Here is a question whose answer may not be obvious: “Since we now have internal combustion engines, why bother with horses anymore?”
Horses have been mankind’s transportation, and yes, today cars have replaced horses on the interstates and parking lots. However there are more horses today than ever before, so it seems this affection is universal in the world. Does this affection matter, or is it nostalgic sentimentality only?
Horses play roles besides the one of passenger propulsion. Antiquity revered the horse as a symbol of power and prestige, an inspiration to artists and warriors, a respected teacher of youth and the partner of kings. The ancient world provided modern society’s foundation, so this is a significant world view. The upcoming Olympic Games in Asia this summer will provide an opportunity to view the modern revival of an ancient equestrian sports ceremony, which the media will cover badly or simply ignore as part of mankind’s ongoing loss of ancient knowledge. But beyond the ancient roles, what importance does the horse have in the 21st Century and beyond?

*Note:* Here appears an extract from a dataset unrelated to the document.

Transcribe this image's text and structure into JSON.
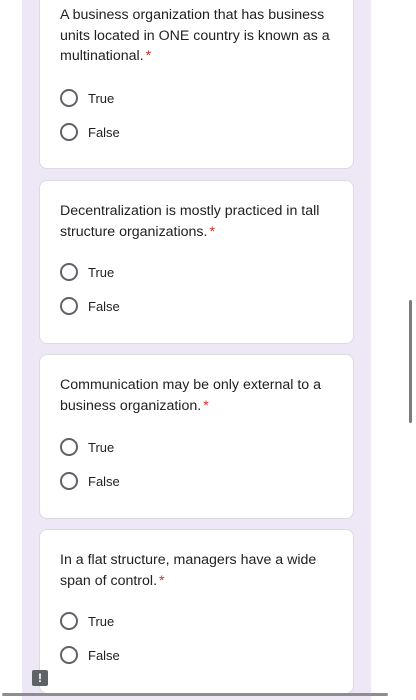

One can point to spiritual roles, as in the recreational or therapeutic aspects of horsemanship, or to the material roles where horse-keeping provides economic benefits both enormous and widely dispersed. More deeply, horses have helped build the fabric of our society. The rhythms of our lives and institutions move to the cadence of hoofbeats.

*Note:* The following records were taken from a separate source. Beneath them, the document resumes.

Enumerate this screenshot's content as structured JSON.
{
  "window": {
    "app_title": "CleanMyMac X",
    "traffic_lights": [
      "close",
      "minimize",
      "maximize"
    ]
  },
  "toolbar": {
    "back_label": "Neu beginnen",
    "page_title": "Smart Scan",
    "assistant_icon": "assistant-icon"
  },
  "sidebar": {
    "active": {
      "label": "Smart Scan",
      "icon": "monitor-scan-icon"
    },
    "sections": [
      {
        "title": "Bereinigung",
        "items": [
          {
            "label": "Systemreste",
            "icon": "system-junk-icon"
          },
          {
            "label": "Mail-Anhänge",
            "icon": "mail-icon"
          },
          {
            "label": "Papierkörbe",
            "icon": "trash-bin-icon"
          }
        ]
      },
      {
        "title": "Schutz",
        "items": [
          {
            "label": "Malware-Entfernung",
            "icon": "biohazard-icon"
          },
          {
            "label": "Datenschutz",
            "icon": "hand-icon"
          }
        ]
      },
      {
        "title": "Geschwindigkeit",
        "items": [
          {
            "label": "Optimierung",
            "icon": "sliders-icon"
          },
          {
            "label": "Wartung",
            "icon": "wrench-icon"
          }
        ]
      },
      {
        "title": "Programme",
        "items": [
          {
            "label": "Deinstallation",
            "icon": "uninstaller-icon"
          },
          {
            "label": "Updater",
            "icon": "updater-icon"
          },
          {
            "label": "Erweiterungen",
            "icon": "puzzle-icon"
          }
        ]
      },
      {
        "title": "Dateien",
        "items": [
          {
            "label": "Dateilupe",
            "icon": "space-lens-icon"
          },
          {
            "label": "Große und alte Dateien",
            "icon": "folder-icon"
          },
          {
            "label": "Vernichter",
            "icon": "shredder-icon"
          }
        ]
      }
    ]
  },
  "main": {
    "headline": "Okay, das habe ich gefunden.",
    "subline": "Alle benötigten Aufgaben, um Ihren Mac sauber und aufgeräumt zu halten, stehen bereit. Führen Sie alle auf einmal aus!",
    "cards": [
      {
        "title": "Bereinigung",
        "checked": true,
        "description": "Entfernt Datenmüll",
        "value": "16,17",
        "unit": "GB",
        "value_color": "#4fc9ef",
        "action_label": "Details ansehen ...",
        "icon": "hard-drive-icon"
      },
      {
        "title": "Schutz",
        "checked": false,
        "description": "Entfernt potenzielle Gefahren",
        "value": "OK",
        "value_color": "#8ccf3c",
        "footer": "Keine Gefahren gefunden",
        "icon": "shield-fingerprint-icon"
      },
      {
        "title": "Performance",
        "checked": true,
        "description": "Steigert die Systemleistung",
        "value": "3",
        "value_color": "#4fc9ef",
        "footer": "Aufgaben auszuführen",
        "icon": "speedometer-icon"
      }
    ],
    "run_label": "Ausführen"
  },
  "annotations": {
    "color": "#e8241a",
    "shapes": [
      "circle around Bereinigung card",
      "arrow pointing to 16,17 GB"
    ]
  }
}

The commercial cycle remains horse-centric. Industries such as those of automobiles and television first consciously mimicked habits from our common history. Examples are how new “models” are introduced (born) each year, or how product obsolescence was planned to match a horse’s prime working life, some three or four years, followed by a longer serviceable period as a “used” commodity.

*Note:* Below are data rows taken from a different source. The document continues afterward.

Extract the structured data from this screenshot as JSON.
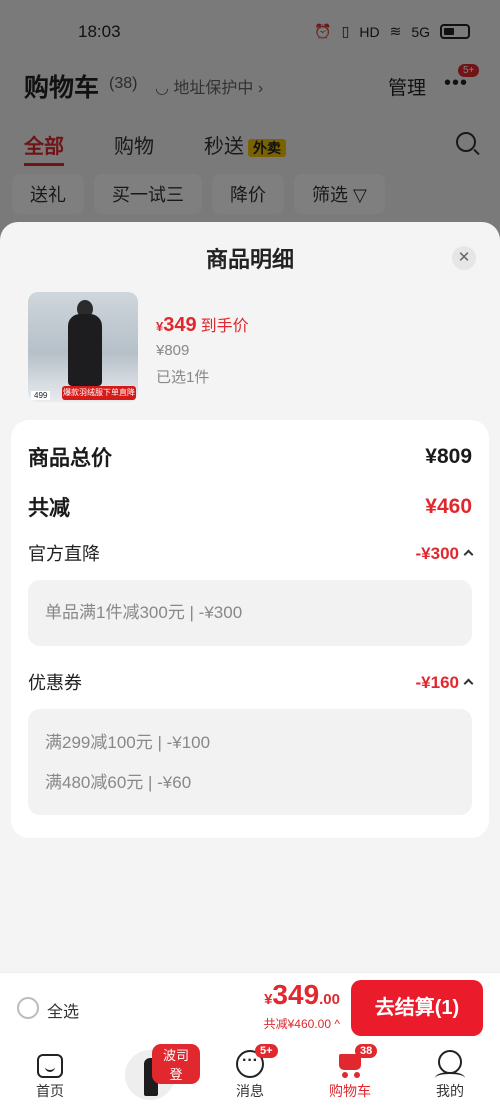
{
  "status_bar": {
    "time": "18:03",
    "icons": [
      "alarm-icon",
      "vibrate-icon",
      "hd-icon",
      "wifi-icon",
      "signal-icon",
      "battery-icon"
    ],
    "net_label": "5G"
  },
  "header": {
    "title": "购物车",
    "count": "(38)",
    "address": "地址保护中",
    "manage": "管理",
    "more_badge": "5+"
  },
  "tabs": [
    {
      "label": "全部",
      "active": true
    },
    {
      "label": "购物"
    },
    {
      "label": "秒送",
      "tag": "外卖"
    }
  ],
  "chips": [
    "送礼",
    "买一试三",
    "降价",
    "筛选"
  ],
  "sheet": {
    "title": "商品明细",
    "product": {
      "price_symbol": "¥",
      "price": "349",
      "price_label": "到手价",
      "original": "¥809",
      "selected": "已选1件",
      "image_price": "499",
      "image_banner": "爆款羽绒服下单直降"
    },
    "summary": {
      "total_label": "商品总价",
      "total_value": "¥809",
      "reduce_label": "共减",
      "reduce_value": "¥460"
    },
    "official": {
      "label": "官方直降",
      "value": "-¥300",
      "details": [
        "单品满1件减300元 | -¥300"
      ]
    },
    "coupon": {
      "label": "优惠券",
      "value": "-¥160",
      "details": [
        "满299减100元 | -¥100",
        "满480减60元 | -¥60"
      ]
    }
  },
  "bottom_bar": {
    "select_all": "全选",
    "price_symbol": "¥",
    "price_int": "349",
    "price_dec": ".00",
    "saved": "共减¥460.00",
    "checkout": "去结算(1)"
  },
  "tabbar": {
    "items": [
      {
        "label": "首页",
        "icon": "home-icon"
      },
      {
        "label": "",
        "icon": "ad-thumbnail",
        "tag": "波司登"
      },
      {
        "label": "消息",
        "icon": "message-icon",
        "badge": "5+"
      },
      {
        "label": "购物车",
        "icon": "cart-icon",
        "badge": "38",
        "active": true
      },
      {
        "label": "我的",
        "icon": "profile-icon"
      }
    ]
  },
  "colors": {
    "accent": "#e0282e",
    "checkout": "#ea1c2c",
    "takeout_tag": "#f5c400"
  }
}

Belief that horses have been made obsolete by technology also forgets the central role of horses as teachers and human inspiration. Riding teaches leadership, and the results of its wide absence is well within view. Yet much of modern humanity has seemingly decided that now is the time to discard ancient wisdom and dismount the partnership that brought civilization to its current technological state. This is not, in my view, a good decision. The sanity of the “forgetful” human race may in some way depend upon simple horse-sense.
Equines are too ancient to have become domesticated by man’s last-minute meddling, and perhaps it is beneficial to humankind to have an unchanging partner entwined with our swaying societal structures. We may not need the horse for mass transportation (though it may yet) but we should not dismiss the value of modern horsemanship to our culture–not only for what is known and remembered, but for what is not.